A: For me it means someone who’s strong, someone who knows who they are, who feels justified in speaking up when they see inequality.
Q: Have you encountered any negative reactions or consequences to identifying as a feminist?
A: I am white, I am male, I am middle class…whatever my feminism, sexuality, religion are is not on the surface.
Q: As the Upper School director, how do you think feminism is thought of at DA?
A: I think we have a pretty healthy approach to thinking about the genders as equal…to having conversations on complicated subjects.
Q: Have you seen any change in the perspective on feminism at DA over the years?
A: I’ve been here 15 years… so seeing women with leadership roles, seeing women take on more at the school, that’s definitely a change.
Q: In my survey I found that 55% of the student population at DA considers feminism to have negative connotations. As a feminist person of authority how does that make you feel and what steps do you think we need to take as a community to change that?
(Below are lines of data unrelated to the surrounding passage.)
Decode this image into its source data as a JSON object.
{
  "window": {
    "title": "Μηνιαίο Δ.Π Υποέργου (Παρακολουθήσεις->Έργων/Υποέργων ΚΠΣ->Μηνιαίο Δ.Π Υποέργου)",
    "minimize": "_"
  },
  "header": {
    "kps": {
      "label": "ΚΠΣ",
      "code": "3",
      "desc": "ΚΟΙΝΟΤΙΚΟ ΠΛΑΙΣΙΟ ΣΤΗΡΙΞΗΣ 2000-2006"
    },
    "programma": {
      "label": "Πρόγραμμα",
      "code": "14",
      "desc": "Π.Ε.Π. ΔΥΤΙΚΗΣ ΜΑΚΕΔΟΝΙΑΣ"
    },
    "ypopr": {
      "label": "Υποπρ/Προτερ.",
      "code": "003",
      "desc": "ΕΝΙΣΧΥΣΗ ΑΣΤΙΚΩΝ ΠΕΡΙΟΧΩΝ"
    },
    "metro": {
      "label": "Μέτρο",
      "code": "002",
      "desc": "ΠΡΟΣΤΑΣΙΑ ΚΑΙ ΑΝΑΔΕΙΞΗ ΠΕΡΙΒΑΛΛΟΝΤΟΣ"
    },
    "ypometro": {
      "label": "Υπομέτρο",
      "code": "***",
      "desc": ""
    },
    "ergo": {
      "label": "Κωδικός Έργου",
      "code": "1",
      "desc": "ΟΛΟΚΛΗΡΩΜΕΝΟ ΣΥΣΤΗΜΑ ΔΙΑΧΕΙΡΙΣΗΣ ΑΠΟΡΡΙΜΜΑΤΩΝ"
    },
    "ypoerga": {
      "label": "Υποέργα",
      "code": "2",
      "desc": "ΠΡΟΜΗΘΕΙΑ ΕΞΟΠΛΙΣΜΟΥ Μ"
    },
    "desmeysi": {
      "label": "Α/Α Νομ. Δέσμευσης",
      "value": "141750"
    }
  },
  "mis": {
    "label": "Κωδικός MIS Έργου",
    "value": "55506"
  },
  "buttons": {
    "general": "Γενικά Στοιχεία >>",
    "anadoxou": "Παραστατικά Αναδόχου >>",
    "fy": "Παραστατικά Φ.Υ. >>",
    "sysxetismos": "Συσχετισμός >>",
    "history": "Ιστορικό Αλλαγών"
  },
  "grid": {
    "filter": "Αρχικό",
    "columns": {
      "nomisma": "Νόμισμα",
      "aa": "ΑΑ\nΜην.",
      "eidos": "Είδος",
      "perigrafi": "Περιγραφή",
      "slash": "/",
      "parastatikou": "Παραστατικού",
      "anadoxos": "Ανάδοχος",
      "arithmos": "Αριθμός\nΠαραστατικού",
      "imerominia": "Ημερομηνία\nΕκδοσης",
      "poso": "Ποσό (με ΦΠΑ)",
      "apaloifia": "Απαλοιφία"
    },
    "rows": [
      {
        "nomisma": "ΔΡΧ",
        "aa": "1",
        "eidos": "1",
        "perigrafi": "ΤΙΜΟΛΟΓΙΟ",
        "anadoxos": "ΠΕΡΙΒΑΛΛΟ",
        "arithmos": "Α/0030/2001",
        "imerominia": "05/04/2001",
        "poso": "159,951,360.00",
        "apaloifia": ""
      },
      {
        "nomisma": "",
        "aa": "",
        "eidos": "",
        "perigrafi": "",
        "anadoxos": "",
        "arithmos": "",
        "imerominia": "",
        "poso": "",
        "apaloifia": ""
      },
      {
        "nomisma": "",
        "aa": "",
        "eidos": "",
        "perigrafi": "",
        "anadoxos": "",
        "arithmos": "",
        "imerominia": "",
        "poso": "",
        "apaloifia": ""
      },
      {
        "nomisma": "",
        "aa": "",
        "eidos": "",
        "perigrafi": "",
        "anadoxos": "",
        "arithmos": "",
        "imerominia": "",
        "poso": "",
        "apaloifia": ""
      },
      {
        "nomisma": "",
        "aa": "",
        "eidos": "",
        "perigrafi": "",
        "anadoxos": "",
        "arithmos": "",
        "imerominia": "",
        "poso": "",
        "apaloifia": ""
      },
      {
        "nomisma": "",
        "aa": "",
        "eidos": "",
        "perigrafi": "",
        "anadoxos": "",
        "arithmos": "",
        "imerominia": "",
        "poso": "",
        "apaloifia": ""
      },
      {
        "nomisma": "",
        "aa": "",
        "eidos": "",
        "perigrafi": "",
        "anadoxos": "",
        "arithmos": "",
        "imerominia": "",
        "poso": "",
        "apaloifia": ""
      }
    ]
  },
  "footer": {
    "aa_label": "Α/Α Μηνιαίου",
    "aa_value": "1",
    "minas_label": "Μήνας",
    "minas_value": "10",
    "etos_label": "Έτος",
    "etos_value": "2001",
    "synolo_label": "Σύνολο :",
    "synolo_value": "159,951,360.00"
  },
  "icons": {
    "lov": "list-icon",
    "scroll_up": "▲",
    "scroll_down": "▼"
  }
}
A: I think the problem is the word feminist carries so much baggage… so that it’s hard to frame that question…most people would say “yes I share those values but no I am not a feminist” so it’s clarifying the term and taking ownership back.
Q: Because the faculty/staff did not participate in my survey, based on your interactions, what percent of them would you say are feminists?
A: I’m an optimist, I think 100% of them feel that way… we can’t stick our heads in the sand and ignore what’s going on in the world around us.
Q: Any other thoughts on feminism at DA or in general?
A: It’s not advocating only for women’s rights, it’s advocating where there is a deficit of rights… I think that’s always the conversation…and it’s harder too for young people to embrace something that’s outside of their perspective… I don’t know that I could’ve labeled myself as a feminist in high school. I think it’s constantly, it’s not about indoctrinating anybody into this idea of feminism…it is a way of talking about the things we value…it’s worth introducing those topics.
Here is a video of Mr. Wilson explaining why he identifies as a feminist:
This interview was so special and important to my project. Getting to hear the director of my school’s perspective was so interesting and crucial. I loved how he continued to emphasize that this was all a conversation. I often feel frustrated as the article I mentioned above does with the idea “you don’t hate feminism, you just don’t understand it”. However, what Mr. Wilson brought to my attention is that it is a conversation and the only way people will learn to understand the concept of feminism and reclaim it as a term without all the negative connotations is through conversation.
After gaining the perspective of both the student body, and a member of authority at my school, I decided my final goal for this project was to continue to raise awareness, to start conversations and to ask questions. It’s an impractical goal for the entire student body of my school to identify as feminists, and that wasn’t the goal of this project either. It was purely an investigation into how teenagers at my school view feminism and why.
Feminism is an extremely complicated concept to grasp, especially over a project of a few months. However, it was an incredible opportunity to be able to explore a topic I care so deeply about and am truly so interested in for a class. I went into both this class and this project having a basic idea of what feminism is, but not truly knowing the history, the debates, and the misconceptions. I think that while my peers might not always be open to the concept of feminism, as Mr. Wilson said, it is a conversation to have and I am proud to be the person at my school to try and begin that conversation. I defined feminism as: the belief that women should be of equal status to men in all walks of life, and the determination to make that belief a reality. I am determined to not only fight for that belief to become a reality, but to teach my peers about that belief as well.
Thank you so much for reading and feel free to comment below what you learned, your own thoughts on feminism, or this project in general!
- Shire, Emily. “You Don’t Hate Feminism. You Just Don’t Understand It.” The Daily Beast. The Daily Beast Company, 24 July 2014. Web.